The report itself is an example of the institutional racism that exists in the UK.
The report promotes a dangerous narrative, that structural racism is not a key factor in inequalities in the UK and downplays the impact of colonialism in creating the huge levels of inequality we see in the global economy today.
Jubilee Debt Campaign exists to tackle the root causes of unjust debt. There is ample evidence to show that structural inequalities, and systemic barriers mean that some groups in the UK are disproportionately affected by debt – and ethnic minorities are faring the worst .
During the pandemic this pattern has become increasingly stark. A recent piece from the Institute of Public Policy research (IPPR), showed that Black, Asian and minority ethnic groups at greater risk of problem debt since Covid-19 | IPPR . Statistics which point to the impacts of the pandemic on income are equally as evident of the structural nature of this issue. The Runnymede Trust found that Bangladeshi (43%) followed by Black African groups (38%) were the most likely to report the loss of some income since COVID-19, compared with 21% of Black Caribbean groups and 22% of white British people.3
The problem is structural and institutional.
The sections of the Sewell report discussing teaching around colonialism are deeply pernicious. The inequalities we see in the global economy today are not the result of happenstance but of long running exploitation by many now economically rich parts of the world of economically less well-off countries. Unless we acknowledge and tackle this historical legacy, we cannot tackle the huge debt burdens that have built up as a result. In a previous report we have detailed the impact of colonialism on the debt burden of Ghana , which now stands at more than $22 billion.
Since the Sewell report was published a number of people and groups have come forward to dispute the genesis, findings and accuracy of the report, including contributors whose evidence was selectively cited, editing out sections that pointed to structural racism.
Over 250 health professionals have written that “structural racism has long been recognised as a significant driver” of health inequalities . The charity Turn2Us, who also work on debt issues have stated:
“There are deep-rooted economic inequalities in our society. At Turn2us we have seen this from our own data. You are more likely to experience financial hardship if you are Black. You are more likely to have lost your job in the coronavirus pandemic if you are Bangladeshi. You are more likely to experience deep poverty if you are Pakistani. This is not a coincidence; this is clearly a long-term endemic structural and institutional problem.”
Instead of denying the huge body of evidence that points to structural racism and the multiple impacts this has on people’s lives we should be naming it and tackling it.
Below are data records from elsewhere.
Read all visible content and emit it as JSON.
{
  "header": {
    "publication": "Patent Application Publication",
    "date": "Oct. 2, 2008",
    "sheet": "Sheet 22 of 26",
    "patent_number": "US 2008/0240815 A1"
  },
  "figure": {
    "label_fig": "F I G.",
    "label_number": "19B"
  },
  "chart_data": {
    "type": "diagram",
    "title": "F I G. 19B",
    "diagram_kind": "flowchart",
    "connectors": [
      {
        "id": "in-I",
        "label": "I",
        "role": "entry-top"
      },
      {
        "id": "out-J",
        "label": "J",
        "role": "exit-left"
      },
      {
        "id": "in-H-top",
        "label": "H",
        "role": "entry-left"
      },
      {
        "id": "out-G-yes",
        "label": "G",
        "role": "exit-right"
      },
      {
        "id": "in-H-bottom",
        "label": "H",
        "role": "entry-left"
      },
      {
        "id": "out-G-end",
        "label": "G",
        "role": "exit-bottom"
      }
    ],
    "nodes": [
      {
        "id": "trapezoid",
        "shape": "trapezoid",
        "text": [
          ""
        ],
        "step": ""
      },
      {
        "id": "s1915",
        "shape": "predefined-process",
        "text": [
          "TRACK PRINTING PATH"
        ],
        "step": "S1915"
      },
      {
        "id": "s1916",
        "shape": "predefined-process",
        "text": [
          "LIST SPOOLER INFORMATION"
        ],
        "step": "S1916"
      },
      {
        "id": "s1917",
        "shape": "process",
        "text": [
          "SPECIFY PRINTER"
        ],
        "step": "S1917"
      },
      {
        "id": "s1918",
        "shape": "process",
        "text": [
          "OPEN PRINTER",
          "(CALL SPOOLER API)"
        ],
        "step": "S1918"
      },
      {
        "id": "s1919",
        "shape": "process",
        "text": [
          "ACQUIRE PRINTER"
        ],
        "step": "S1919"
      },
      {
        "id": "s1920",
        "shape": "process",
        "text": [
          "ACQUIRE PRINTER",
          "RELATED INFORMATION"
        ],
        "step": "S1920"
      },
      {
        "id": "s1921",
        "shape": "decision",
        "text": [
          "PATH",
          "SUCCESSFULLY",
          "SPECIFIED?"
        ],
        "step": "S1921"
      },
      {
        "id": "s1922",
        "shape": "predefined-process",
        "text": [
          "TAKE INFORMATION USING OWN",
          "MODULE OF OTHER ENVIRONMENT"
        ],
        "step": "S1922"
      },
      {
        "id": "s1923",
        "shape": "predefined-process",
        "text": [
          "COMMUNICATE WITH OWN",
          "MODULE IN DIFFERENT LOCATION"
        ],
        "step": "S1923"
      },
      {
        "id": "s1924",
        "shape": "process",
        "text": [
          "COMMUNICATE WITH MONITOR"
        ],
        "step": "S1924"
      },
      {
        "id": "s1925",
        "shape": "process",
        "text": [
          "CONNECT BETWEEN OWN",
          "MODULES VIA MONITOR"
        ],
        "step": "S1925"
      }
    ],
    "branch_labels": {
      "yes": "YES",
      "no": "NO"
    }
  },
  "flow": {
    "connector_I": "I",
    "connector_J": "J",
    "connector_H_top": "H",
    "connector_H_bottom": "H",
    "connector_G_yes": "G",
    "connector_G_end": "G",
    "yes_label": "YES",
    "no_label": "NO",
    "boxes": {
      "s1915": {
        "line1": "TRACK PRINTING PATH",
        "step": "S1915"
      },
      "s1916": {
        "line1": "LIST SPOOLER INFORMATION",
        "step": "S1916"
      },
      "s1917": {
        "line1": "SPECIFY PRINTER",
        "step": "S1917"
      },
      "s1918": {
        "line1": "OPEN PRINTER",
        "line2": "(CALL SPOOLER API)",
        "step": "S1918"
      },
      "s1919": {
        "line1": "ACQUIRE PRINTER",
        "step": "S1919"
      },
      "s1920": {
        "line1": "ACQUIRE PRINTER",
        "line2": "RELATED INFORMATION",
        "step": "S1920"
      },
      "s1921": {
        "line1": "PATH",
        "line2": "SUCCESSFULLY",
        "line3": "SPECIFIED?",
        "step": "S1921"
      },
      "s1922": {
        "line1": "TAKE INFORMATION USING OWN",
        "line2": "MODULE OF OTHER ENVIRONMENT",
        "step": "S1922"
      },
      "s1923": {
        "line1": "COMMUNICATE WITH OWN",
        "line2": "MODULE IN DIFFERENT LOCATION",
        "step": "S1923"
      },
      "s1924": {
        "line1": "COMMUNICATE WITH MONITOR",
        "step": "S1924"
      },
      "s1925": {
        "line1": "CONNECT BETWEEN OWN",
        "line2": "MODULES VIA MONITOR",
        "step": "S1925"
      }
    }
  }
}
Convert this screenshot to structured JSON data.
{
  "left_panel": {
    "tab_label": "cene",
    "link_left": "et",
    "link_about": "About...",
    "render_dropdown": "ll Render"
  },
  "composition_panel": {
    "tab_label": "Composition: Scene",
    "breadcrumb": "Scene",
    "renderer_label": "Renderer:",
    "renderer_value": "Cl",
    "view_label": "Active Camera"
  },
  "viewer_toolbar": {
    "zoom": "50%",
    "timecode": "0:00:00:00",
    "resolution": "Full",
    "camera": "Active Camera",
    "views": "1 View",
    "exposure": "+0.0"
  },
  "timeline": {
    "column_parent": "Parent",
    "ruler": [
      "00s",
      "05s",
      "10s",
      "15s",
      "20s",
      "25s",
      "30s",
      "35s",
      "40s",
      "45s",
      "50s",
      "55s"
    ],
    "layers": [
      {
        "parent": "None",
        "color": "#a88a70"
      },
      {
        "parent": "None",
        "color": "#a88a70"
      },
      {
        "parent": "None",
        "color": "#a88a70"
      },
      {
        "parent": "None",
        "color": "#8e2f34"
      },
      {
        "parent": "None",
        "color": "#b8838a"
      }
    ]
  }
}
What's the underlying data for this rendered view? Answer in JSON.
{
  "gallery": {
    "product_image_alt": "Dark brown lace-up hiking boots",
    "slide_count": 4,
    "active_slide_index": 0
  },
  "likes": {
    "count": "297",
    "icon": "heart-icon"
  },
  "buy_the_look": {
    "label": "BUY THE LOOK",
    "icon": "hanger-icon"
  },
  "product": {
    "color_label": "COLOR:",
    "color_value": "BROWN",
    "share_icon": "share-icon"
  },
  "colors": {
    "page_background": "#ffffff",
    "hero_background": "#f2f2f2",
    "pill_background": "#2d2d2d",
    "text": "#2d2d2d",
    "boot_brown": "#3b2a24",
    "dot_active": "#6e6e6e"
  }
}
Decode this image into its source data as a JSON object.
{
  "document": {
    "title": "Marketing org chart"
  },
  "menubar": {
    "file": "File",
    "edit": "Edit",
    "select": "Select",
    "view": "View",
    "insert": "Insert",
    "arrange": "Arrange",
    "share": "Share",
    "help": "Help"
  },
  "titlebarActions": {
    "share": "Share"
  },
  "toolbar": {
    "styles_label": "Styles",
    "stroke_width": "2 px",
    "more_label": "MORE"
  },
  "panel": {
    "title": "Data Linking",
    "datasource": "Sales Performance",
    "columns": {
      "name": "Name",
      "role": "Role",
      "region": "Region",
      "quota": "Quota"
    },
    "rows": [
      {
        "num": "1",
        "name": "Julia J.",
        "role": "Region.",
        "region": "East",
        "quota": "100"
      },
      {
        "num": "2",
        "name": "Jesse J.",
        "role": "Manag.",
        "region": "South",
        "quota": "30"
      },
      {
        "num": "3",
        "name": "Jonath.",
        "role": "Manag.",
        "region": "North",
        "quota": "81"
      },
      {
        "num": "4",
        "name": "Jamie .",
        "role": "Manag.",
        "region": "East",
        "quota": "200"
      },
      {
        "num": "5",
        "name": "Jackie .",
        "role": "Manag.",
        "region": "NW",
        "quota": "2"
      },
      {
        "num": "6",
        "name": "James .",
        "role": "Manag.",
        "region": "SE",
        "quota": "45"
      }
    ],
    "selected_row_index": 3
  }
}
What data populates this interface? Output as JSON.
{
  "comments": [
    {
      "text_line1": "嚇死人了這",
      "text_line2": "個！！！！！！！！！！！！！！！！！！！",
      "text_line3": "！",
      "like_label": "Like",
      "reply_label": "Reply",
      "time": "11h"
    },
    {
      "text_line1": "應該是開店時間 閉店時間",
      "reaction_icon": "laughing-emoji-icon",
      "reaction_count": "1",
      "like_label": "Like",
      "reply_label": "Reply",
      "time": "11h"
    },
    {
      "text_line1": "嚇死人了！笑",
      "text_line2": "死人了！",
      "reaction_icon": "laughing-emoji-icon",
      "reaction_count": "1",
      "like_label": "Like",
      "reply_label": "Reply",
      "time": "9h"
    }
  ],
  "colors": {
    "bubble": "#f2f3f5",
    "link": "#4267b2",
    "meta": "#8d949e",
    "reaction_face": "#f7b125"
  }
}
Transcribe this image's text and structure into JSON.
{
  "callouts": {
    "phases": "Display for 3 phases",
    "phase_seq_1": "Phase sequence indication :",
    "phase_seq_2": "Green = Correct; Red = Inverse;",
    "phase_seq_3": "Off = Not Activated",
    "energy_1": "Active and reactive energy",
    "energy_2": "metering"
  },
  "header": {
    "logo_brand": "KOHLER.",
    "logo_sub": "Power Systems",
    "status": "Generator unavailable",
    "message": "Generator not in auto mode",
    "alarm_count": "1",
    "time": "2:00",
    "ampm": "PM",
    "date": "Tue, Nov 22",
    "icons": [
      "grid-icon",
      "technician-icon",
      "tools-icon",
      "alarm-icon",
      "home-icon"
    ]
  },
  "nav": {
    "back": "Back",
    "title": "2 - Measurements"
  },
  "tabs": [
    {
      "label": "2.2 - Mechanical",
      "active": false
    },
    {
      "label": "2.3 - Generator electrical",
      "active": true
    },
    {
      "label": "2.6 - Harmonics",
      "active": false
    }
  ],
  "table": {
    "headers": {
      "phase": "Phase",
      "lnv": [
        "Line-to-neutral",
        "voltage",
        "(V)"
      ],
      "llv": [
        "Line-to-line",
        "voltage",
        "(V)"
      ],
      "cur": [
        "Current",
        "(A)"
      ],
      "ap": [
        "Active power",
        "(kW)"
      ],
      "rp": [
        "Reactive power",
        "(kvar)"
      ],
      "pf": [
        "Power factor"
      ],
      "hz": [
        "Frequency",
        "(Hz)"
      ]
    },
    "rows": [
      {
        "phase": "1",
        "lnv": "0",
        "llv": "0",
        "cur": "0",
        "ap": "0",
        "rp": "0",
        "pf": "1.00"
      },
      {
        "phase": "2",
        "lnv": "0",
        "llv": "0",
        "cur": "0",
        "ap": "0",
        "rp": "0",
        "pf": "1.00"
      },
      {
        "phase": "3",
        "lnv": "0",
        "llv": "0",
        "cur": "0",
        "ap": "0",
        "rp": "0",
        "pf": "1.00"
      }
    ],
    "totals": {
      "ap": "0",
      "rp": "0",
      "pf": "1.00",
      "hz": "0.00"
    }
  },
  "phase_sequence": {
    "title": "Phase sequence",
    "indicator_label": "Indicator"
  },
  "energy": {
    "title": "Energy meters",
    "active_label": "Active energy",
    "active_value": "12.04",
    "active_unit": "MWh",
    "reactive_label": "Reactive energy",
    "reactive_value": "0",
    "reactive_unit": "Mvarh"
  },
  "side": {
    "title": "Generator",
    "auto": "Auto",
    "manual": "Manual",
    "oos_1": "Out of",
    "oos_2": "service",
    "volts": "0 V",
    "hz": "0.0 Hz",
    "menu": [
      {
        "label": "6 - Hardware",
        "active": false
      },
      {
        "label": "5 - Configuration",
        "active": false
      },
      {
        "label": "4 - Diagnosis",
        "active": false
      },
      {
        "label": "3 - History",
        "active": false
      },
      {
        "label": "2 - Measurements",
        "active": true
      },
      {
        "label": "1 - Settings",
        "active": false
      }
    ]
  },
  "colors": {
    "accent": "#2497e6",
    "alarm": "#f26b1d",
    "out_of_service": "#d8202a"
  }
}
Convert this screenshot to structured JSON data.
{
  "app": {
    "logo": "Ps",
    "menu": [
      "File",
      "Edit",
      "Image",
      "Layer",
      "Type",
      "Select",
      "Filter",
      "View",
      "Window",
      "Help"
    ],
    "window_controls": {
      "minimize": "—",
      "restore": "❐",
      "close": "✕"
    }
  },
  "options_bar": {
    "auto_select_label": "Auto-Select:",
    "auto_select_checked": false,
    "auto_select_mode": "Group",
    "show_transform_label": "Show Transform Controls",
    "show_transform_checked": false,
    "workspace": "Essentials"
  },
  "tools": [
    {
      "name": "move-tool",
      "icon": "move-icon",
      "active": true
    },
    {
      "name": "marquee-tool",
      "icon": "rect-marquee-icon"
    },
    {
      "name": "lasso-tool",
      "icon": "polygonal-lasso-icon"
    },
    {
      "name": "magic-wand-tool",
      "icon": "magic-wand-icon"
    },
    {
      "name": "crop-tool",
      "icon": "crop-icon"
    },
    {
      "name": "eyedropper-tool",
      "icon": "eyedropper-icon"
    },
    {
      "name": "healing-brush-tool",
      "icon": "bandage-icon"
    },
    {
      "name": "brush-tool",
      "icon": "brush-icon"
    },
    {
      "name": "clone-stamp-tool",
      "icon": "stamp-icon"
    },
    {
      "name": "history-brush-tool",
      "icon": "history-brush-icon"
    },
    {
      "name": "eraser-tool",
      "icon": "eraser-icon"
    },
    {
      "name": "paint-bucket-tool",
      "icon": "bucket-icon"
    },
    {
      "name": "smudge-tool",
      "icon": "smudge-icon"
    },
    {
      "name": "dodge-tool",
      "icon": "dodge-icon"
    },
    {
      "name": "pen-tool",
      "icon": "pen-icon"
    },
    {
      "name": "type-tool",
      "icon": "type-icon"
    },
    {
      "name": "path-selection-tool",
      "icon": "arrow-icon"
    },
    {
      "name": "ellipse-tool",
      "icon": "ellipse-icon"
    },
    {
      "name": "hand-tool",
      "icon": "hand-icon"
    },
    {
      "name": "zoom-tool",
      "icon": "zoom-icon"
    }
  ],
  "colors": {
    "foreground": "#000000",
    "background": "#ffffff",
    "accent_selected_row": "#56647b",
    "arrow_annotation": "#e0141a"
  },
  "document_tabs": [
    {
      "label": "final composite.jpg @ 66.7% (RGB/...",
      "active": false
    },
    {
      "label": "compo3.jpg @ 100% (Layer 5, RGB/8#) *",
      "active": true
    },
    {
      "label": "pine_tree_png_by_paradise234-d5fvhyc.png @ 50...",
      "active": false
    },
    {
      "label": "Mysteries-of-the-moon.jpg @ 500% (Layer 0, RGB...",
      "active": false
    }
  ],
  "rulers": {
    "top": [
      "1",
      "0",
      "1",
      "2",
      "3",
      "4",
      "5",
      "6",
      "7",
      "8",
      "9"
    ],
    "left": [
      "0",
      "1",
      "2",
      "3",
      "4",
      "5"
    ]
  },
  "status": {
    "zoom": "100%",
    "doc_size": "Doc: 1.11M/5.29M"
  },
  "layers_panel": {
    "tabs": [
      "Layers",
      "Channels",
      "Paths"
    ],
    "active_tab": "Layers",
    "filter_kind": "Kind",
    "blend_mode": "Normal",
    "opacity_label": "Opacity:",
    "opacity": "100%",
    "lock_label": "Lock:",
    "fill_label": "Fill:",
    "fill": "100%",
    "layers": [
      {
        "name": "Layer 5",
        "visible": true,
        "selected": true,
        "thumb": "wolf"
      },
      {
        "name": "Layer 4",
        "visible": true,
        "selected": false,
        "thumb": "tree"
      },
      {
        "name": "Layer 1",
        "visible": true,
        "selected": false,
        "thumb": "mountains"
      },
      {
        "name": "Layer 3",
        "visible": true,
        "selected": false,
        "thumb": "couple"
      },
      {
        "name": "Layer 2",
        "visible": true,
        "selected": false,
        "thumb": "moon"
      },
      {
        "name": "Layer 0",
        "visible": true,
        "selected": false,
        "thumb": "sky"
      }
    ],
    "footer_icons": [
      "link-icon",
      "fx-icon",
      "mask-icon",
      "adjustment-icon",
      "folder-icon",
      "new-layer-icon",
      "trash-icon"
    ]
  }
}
If you would like to get involved in this issue you can also add your name to the open letter, read and understand more about the links between inequality, colonialism and debt, and join the calls on social media to #RejectTheReport.